Zverev chose to make his own decision and called a wide backhand from Fokina out during a point in the fourth game of the match, which would have given the 24-year-old a break of serve.
Alexander Zverev was involved in a heated row with an umpire at the French Open on Thursday
The German was left furious with a close line call against Alejandro Davidovich Fokina
After calling the ball out, umpire Alison Hughes inspected the mark and said the ball was in
Zverev was furious with the call and protested with the official before play got back underway
But the umpire, Britain’s Alison Hughes, climbed down from her seat to inspect the ball mark and did not agree with Zverev’s decision that the ball was out.
Believing she had looked at the wrong mark on the court, Zverev rushed back towards the mark and said: ‘No, no, no! It’s here! No!’
But as Hughes returned to her seat and declared it was not a full mark, the German crouched to his knees and protested.
He said: ‘I never complain about much – if you say it’s in or out I always agree. But how do you call this in?
Hughes replied: ‘For me it is not a complete mark.’
Zverev, still not convinced with her decision, replied: ‘I understand that for you it’s in because you say it’s in, but it is not!’
After play resumed, Zverev cruised into the semi-finals with a 6-4, 6-1, 6-1 win over Fokina.
After play resumed, Zverev cruised into the semi-finals with a 6-4, 6-1, 6-1 win over Fokina
He became the first German to reach the last four at Roland Garros since Michael Stich in 1996
Sixth seed Zverev became the first German to reach the last four at Roland Garros since Michael Stich in 1996.
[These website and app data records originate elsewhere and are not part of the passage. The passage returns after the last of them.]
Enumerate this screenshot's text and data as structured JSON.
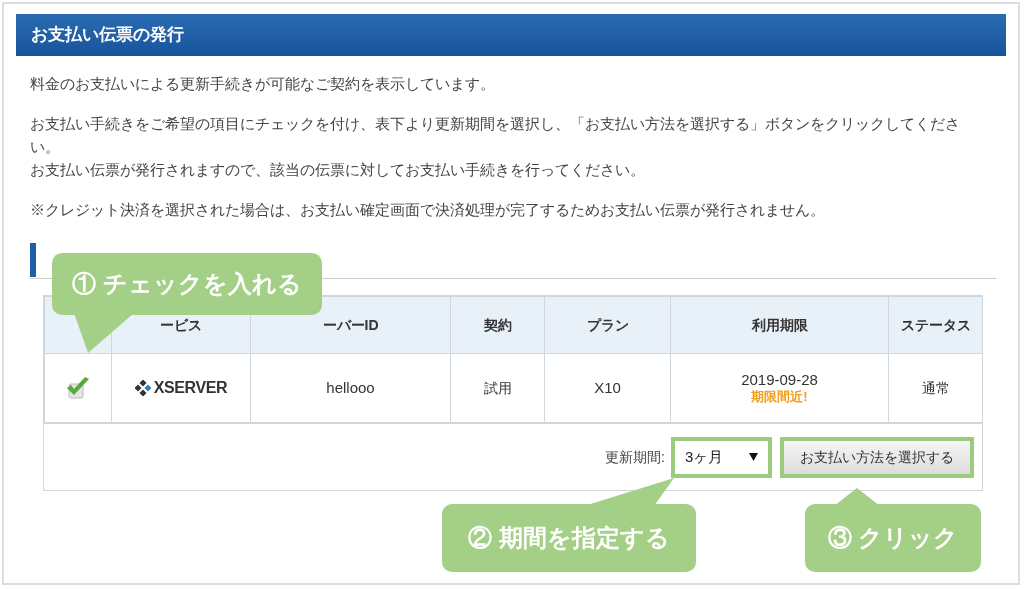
{
  "title": "お支払い伝票の発行",
  "paragraphs": [
    "料金のお支払いによる更新手続きが可能なご契約を表示しています。",
    [
      "お支払い手続きをご希望の項目にチェックを付け、表下より更新期間を選択し、「お支払い方法を選択する」ボタンをクリックしてください。",
      "お支払い伝票が発行されますので、該当の伝票に対してお支払い手続きを行ってください。"
    ],
    "※クレジット決済を選択された場合は、お支払い確定画面で決済処理が完了するためお支払い伝票が発行されません。"
  ],
  "table": {
    "columns": [
      "ービス",
      "ーバーID",
      "契約",
      "プラン",
      "利用期限",
      "ステータス"
    ],
    "rows": [
      {
        "checked": true,
        "service": "XSERVER",
        "server_id": "hellooo",
        "contract": "試用",
        "plan": "X10",
        "expiry": "2019-09-28",
        "expiry_note": "期限間近!",
        "status": "通常"
      }
    ]
  },
  "renewal": {
    "label": "更新期間:",
    "value": "3ヶ月",
    "button": "お支払い方法を選択する"
  },
  "callouts": [
    {
      "text": "① チェックを入れる"
    },
    {
      "text": "② 期間を指定する"
    },
    {
      "text": "③ クリック"
    }
  ]
}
He was simply too good for the world No 46, who managed to hold serve only three times for his first appearance on court Philippe Chatrier.
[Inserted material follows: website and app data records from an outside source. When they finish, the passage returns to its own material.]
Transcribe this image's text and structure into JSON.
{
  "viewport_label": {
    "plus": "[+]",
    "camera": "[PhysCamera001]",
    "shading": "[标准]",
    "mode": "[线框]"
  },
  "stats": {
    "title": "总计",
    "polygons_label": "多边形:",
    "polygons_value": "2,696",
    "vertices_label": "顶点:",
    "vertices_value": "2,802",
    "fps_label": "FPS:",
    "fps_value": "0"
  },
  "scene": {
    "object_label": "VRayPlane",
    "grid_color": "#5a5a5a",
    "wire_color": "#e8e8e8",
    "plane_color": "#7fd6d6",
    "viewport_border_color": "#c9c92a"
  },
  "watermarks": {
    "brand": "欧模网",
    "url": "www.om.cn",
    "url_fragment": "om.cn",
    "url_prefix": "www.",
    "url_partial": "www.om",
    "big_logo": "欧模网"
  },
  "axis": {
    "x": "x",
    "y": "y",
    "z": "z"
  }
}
After a tense opening set in which both players had struggled to hold serve, world number six Zverev stepped up a gear as the Spaniard faltered.
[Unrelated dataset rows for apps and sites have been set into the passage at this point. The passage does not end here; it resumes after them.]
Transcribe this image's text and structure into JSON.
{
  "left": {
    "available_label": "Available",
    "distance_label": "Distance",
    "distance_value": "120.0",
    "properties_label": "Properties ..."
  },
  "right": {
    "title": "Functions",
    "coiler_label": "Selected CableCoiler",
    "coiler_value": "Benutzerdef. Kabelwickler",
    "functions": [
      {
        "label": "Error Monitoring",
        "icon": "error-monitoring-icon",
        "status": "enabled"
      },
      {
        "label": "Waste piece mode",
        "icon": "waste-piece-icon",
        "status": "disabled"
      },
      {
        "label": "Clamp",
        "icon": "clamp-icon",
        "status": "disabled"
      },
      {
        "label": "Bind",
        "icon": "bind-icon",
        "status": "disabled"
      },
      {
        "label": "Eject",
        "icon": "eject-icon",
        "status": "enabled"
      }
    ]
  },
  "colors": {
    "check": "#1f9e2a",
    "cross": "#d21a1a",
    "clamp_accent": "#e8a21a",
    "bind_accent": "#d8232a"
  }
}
Another double break in the third set saw Zverev move 4-1 ahead before Davidovich Fokina failed to hold again as the German took his place in the last four, completing a comfortable victory in one hour and 38 minutes.
Zverev will face either Greek fifth seed Stefanos Tsitsipas or world No. 2 Daniil Medvedev of Russia.
‘Obviously it’s very nice to be in the semi-finals but that doesn’t satisfy me,’ said Zverev.
‘I’ve been playing better and better and now we’ll see what happens next.’